Web page and app entries
---+---

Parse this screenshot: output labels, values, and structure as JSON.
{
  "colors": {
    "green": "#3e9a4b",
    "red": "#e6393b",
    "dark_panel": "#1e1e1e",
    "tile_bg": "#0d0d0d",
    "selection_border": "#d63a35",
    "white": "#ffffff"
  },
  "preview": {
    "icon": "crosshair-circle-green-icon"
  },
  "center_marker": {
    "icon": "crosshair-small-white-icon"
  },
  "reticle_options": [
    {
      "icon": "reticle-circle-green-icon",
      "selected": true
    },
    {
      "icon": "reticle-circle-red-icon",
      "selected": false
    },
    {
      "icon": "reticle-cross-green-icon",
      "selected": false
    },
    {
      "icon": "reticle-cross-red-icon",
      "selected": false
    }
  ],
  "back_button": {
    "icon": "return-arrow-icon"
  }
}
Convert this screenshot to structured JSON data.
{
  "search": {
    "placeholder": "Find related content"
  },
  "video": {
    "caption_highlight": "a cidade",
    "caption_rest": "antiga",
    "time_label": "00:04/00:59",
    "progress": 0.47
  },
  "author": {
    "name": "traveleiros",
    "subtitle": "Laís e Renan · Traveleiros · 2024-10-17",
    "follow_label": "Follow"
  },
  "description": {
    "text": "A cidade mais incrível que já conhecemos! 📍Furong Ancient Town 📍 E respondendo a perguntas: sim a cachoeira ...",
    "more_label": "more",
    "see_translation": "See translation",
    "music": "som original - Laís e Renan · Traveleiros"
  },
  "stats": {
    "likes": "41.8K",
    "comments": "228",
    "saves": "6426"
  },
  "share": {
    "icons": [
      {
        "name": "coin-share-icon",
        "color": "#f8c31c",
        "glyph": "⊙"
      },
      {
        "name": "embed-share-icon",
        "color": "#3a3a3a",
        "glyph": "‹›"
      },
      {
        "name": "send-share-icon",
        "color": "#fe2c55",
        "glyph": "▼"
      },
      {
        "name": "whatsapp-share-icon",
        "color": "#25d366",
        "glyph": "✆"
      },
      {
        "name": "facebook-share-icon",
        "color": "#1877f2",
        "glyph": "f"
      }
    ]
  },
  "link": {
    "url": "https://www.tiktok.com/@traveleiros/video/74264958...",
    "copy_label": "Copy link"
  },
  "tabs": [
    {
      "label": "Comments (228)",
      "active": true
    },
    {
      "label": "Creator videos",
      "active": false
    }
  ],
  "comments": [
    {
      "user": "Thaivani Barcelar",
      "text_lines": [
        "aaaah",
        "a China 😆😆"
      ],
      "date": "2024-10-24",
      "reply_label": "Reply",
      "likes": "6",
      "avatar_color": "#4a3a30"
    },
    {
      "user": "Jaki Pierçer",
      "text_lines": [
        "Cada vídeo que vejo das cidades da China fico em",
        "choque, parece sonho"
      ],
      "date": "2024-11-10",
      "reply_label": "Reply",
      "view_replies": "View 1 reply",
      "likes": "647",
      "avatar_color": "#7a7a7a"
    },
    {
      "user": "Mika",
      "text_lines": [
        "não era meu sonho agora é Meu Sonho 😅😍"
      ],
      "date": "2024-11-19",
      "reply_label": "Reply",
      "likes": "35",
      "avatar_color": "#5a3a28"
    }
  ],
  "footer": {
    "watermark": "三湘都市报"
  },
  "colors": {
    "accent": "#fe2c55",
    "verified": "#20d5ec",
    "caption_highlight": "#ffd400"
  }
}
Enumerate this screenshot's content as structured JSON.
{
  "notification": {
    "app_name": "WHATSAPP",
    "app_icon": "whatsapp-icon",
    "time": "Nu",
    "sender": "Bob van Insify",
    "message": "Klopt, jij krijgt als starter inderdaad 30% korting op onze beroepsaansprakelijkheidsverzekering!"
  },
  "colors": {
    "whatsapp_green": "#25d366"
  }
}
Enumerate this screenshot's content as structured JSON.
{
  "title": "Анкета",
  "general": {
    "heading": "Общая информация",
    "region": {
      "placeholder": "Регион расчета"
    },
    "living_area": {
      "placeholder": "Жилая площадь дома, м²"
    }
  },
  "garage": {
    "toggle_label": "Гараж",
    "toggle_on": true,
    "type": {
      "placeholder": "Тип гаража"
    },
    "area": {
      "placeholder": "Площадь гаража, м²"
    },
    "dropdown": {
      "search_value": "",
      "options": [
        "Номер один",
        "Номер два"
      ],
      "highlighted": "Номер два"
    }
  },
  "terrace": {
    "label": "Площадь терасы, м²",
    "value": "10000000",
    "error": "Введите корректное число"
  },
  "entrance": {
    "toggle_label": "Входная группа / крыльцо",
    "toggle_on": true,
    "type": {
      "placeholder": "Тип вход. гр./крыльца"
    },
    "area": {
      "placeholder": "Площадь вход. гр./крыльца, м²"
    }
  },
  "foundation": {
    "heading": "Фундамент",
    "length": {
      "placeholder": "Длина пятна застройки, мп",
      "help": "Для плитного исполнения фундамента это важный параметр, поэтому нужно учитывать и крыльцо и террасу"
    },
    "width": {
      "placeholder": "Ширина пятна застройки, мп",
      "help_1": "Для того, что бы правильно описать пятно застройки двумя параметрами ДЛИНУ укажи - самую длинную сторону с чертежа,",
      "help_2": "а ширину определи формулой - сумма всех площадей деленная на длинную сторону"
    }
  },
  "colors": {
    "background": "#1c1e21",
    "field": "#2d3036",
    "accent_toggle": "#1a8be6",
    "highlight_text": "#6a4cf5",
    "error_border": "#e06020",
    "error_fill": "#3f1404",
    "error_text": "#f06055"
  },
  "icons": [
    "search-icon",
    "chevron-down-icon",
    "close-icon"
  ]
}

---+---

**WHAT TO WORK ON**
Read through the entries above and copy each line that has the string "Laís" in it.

**ANSWER AREA**
    "subtitle": "Laís e Renan · Traveleiros · 2024-10-17",
    "music": "som original - Laís e Renan · Traveleiros"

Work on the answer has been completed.